[[ Data in this exercise open ]]

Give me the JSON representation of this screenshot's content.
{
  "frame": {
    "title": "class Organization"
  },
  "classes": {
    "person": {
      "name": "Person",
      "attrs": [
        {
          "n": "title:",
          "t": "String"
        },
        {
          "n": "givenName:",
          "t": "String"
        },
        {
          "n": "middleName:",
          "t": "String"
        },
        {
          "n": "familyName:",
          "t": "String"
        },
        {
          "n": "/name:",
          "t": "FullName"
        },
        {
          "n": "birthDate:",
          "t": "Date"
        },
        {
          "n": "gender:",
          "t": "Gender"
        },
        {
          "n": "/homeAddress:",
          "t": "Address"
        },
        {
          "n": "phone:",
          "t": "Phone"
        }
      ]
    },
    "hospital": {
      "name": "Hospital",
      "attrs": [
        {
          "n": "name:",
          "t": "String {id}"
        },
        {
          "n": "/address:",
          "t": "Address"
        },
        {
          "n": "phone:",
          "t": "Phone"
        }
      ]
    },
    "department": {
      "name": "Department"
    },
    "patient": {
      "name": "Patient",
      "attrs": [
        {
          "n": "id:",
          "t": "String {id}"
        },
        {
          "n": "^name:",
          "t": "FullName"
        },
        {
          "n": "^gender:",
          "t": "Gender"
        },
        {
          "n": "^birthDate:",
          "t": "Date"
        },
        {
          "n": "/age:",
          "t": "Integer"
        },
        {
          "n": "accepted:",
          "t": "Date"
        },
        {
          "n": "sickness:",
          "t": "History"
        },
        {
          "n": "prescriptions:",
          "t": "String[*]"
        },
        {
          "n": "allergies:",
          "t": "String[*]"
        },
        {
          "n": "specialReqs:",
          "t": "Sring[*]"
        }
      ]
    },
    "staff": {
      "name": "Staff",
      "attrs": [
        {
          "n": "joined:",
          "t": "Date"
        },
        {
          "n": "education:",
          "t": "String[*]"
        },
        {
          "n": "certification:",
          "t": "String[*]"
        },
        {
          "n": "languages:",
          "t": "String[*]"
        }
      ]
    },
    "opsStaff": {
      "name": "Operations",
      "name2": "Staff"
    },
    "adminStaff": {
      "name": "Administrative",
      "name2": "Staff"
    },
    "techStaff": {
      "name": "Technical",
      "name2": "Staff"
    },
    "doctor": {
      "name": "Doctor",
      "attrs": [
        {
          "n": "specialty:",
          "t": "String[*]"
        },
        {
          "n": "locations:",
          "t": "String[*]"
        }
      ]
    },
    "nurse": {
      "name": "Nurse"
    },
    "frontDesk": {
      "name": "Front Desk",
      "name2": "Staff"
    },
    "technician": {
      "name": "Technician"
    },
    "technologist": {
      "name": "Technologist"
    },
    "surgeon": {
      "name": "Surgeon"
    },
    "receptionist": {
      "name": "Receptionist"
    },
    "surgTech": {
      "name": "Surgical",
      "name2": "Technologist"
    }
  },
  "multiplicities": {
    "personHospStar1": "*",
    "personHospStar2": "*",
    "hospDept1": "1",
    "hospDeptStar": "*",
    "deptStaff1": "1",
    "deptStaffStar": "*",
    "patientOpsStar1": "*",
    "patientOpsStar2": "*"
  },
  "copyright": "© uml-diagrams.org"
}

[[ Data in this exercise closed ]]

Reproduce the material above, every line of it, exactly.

Give me the JSON representation of this screenshot's content.
{
  "frame": {
    "title": "class Organization"
  },
  "classes": {
    "person": {
      "name": "Person",
      "attrs": [
        {
          "n": "title:",
          "t": "String"
        },
        {
          "n": "givenName:",
          "t": "String"
        },
        {
          "n": "middleName:",
          "t": "String"
        },
        {
          "n": "familyName:",
          "t": "String"
        },
        {
          "n": "/name:",
          "t": "FullName"
        },
        {
          "n": "birthDate:",
          "t": "Date"
        },
        {
          "n": "gender:",
          "t": "Gender"
        },
        {
          "n": "/homeAddress:",
          "t": "Address"
        },
        {
          "n": "phone:",
          "t": "Phone"
        }
      ]
    },
    "hospital": {
      "name": "Hospital",
      "attrs": [
        {
          "n": "name:",
          "t": "String {id}"
        },
        {
          "n": "/address:",
          "t": "Address"
        },
        {
          "n": "phone:",
          "t": "Phone"
        }
      ]
    },
    "department": {
      "name": "Department"
    },
    "patient": {
      "name": "Patient",
      "attrs": [
        {
          "n": "id:",
          "t": "String {id}"
        },
        {
          "n": "^name:",
          "t": "FullName"
        },
        {
          "n": "^gender:",
          "t": "Gender"
        },
        {
          "n": "^birthDate:",
          "t": "Date"
        },
        {
          "n": "/age:",
          "t": "Integer"
        },
        {
          "n": "accepted:",
          "t": "Date"
        },
        {
          "n": "sickness:",
          "t": "History"
        },
        {
          "n": "prescriptions:",
          "t": "String[*]"
        },
        {
          "n": "allergies:",
          "t": "String[*]"
        },
        {
          "n": "specialReqs:",
          "t": "Sring[*]"
        }
      ]
    },
    "staff": {
      "name": "Staff",
      "attrs": [
        {
          "n": "joined:",
          "t": "Date"
        },
        {
          "n": "education:",
          "t": "String[*]"
        },
        {
          "n": "certification:",
          "t": "String[*]"
        },
        {
          "n": "languages:",
          "t": "String[*]"
        }
      ]
    },
    "opsStaff": {
      "name": "Operations",
      "name2": "Staff"
    },
    "adminStaff": {
      "name": "Administrative",
      "name2": "Staff"
    },
    "techStaff": {
      "name": "Technical",
      "name2": "Staff"
    },
    "doctor": {
      "name": "Doctor",
      "attrs": [
        {
          "n": "specialty:",
          "t": "String[*]"
        },
        {
          "n": "locations:",
          "t": "String[*]"
        }
      ]
    },
    "nurse": {
      "name": "Nurse"
    },
    "frontDesk": {
      "name": "Front Desk",
      "name2": "Staff"
    },
    "technician": {
      "name": "Technician"
    },
    "technologist": {
      "name": "Technologist"
    },
    "surgeon": {
      "name": "Surgeon"
    },
    "receptionist": {
      "name": "Receptionist"
    },
    "surgTech": {
      "name": "Surgical",
      "name2": "Technologist"
    }
  },
  "multiplicities": {
    "personHospStar1": "*",
    "personHospStar2": "*",
    "hospDept1": "1",
    "hospDeptStar": "*",
    "deptStaff1": "1",
    "deptStaffStar": "*",
    "patientOpsStar1": "*",
    "patientOpsStar2": "*"
  },
  "copyright": "© uml-diagrams.org"
}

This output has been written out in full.